Ekurhuleni, Joburg want tariff increases of up to 11%
Of the largest five metros, Cape Town proposes the lowest increases for ratepayers.
Eskom wants a total increase of 32.66% in 2023/24 and a further 9.63% in 2024/25. Picture – iStock
Two of the country’s largest metros are proposing tariff increases for its utilities of around 10%.
The City of Ekurhuleni wants to increase the prices of water and sanitation by 11% for the 2022/23 period which begins on July 1.
The City of Joburg has proposed increases of 9.75%, very close to 10%, for the same two services.
Both metros want to increase the tariffs charged on electricity by 9.61%.
Municipalities say this is in line with the Eskom tariff increase approved by regulator Nersa at the end of February (Eskom supplies bulk power to municipalities).
Strangely, Nersa published a discussion document on its website at the beginning of this month where it proposes “an average increase of 7.47% in municipal electricity tariffs from July 1”.
The electricity tariff increases need to be approved by the regulator before July.
|Metro city||Property rates||Electricity||Water||Sanitation||Refuse|
|City of Joburg||4.85%||9.61%||9.75%||9.75%||5%|
* New valuation rolls in place
** For businesses: water 9%, 7.9% for refuse, 9% for sanitation
It must be noted, as the City of Cape Town does in its draft budget, that “the proposed tariff increases … are averages, i.e. some ratepayers and service users may pay more and others less than the average as a result of the impact of rebates, usage/consumption, property value and type of consumer”.
The City of Ekurhuleni says: “Rand Water [has] indicated a tariff increase of 8.0%. A tariff increase of 11% is proposed to cater for the cost of doing business, such as water reticulation and overhead costs.”
It says it implemented a new valuation roll from July 1 2021 and that “the objection and appeal process is still in progress and will conclude on April 29 2022″.
“In order the shield ratepayers from the impact of the new, it is proposed that the base rates not be increased during the 2022-23 financial year.”
City of Joburg
The City of Joburg says its proposed electricity tariff increase will result in 9.7% higher service revenue from this source due to its “strategic drive to reduce total electricity losses to a level of 21% in the 2022/23 financial year and turnaround strategy programmes to enhance revenue and profitability of the company”.
It notes that the “average bulk purchase price increase from City Power’s main suppliers (Eskom, Kelvin, Ekurhuleni and Mogale Municipalities) is assumed at 9.2%”.
The metro says its water tariff increase “is based on an average tariff increase of 9.75%, based on a proposed Rand Water tariff increase of 8.8% and an estimated population growth increase of 0.95%”.
Tshwane is proposing the largest increase in property rates, being 6%. More than 21% of the metro’s operating revenue will come from this source.
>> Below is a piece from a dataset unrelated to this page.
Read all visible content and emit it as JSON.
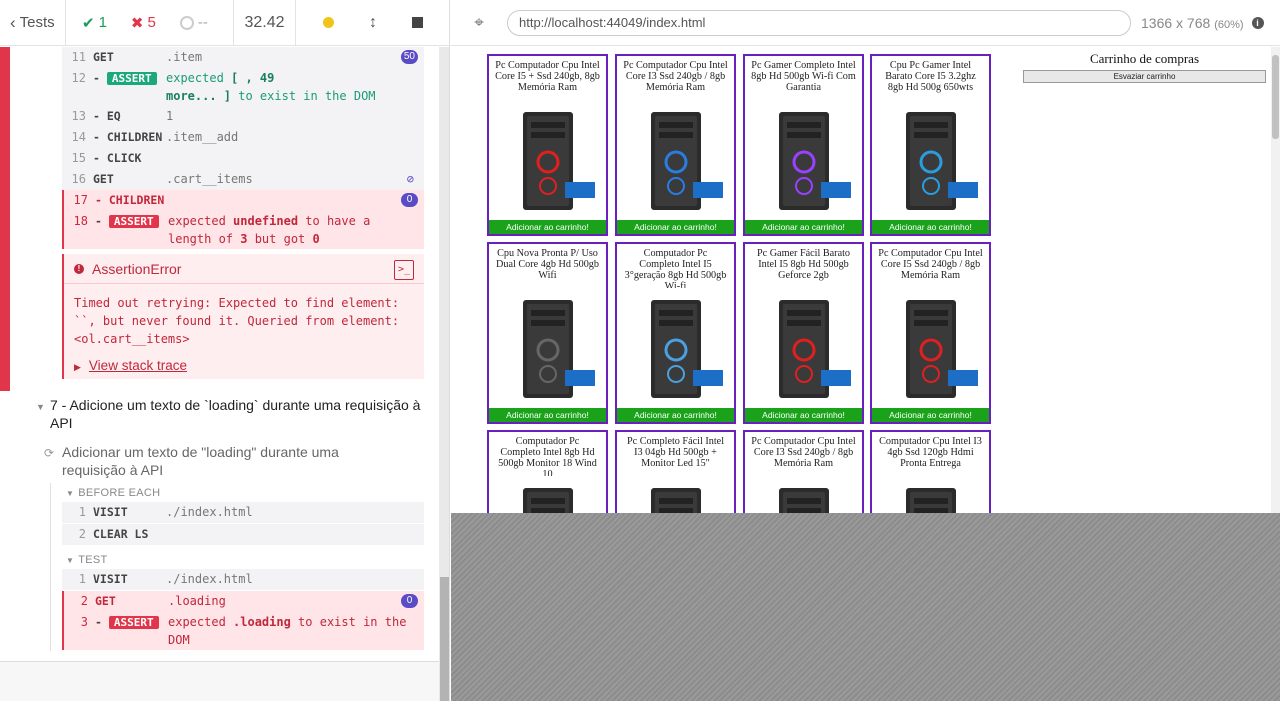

The metro says the 9% increases for both electricity and water are justified by the increase in the prices of bulk purchases by the metro.
eThekwini also has a new valuation roll.
It says “there is no proposed property rate increase for residential rates and the City is happy to announce that the rate randage on residential properties has been decreased by 10%” due to the implementation of the new roll.
It has extended the objection period for the new roll to the end of this month.
This is the only metro to specify average increases for residential properties and for businesses in its summary of changes. Proposed business tariff increases are significantly higher than those for residential properties.
In its draft budget, the City of Cape Town says: “Nersa approved an average percentage price increase of 9.61% to Eskom for the 2022/23 financial year. This increase translates to an 8.61% increase for municipalities, which in turn translates into a 9.5% average increase for City supplied consumers.”
It says this increase is required because of the “bulk purchases increase, other required expenditure items and a reduction in sales volumes of 1.5% on a restated sales base for 2021/22”.
The Mother City says the “increase on property rates revenue income was kept at 4.87%”.
This “translates into a 5.2% increase in the rate-in-the-rand for residential properties” and adds that “no organic growth is projected for property rates for 2022/23 as a result of numerous factors including the limited ability of the construction industry to respond to development needs after a further 12% contraction in 2021 and a 20% contraction in the 2020 financial year”.
All metros are conducting consultations with residents this month and final budgets are to be tabled by June, for implementation from July 1.